**What is required**
The required output is the exact sequence of lines from the line holding "Read all visible content and emit it as JSON." to the end of the records, inclusive.

**Information**
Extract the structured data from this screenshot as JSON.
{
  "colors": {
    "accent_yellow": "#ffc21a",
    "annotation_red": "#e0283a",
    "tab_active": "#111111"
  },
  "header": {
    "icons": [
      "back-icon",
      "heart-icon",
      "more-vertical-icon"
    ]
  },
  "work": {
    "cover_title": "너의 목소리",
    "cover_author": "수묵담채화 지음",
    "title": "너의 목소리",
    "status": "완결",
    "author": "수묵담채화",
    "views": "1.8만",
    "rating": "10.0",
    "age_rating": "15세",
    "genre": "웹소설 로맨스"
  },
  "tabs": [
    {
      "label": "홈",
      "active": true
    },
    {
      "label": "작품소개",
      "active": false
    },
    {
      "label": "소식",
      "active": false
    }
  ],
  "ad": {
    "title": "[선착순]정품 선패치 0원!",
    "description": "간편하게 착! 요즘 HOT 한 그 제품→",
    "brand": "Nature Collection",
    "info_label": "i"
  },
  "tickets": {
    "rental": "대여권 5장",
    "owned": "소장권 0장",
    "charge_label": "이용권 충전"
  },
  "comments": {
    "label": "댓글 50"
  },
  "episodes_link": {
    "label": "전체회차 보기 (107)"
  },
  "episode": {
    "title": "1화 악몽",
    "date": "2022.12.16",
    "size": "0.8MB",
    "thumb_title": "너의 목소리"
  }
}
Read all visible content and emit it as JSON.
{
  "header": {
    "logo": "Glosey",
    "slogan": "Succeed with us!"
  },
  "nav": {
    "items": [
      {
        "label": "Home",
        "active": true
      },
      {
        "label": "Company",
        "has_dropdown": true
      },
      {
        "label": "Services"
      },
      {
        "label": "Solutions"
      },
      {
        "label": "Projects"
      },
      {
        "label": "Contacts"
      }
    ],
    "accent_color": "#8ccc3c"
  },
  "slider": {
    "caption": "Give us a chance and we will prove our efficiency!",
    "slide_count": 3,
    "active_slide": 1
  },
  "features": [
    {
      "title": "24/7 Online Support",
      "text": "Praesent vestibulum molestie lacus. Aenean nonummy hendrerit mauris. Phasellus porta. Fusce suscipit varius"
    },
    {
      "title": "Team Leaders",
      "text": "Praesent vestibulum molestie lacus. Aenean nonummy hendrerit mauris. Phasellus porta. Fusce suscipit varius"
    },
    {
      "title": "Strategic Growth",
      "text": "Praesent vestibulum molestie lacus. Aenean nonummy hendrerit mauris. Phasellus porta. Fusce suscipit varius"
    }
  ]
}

**Response box**
Read all visible content and emit it as JSON.
{
  "header": {
    "logo": "Glosey",
    "slogan": "Succeed with us!"
  },
  "nav": {
    "items": [
      {
        "label": "Home",
        "active": true
      },
      {
        "label": "Company",
        "has_dropdown": true
      },
      {
        "label": "Services"
      },
      {
        "label": "Solutions"
      },
      {
        "label": "Projects"
      },
      {
        "label": "Contacts"
      }
    ],
    "accent_color": "#8ccc3c"
  },
  "slider": {
    "caption": "Give us a chance and we will prove our efficiency!",
    "slide_count": 3,
    "active_slide": 1
  },
  "features": [
    {
      "title": "24/7 Online Support",
      "text": "Praesent vestibulum molestie lacus. Aenean nonummy hendrerit mauris. Phasellus porta. Fusce suscipit varius"
    },
    {
      "title": "Team Leaders",
      "text": "Praesent vestibulum molestie lacus. Aenean nonummy hendrerit mauris. Phasellus porta. Fusce suscipit varius"
    },
    {
      "title": "Strategic Growth",
      "text": "Praesent vestibulum molestie lacus. Aenean nonummy hendrerit mauris. Phasellus porta. Fusce suscipit varius"
    }
  ]
}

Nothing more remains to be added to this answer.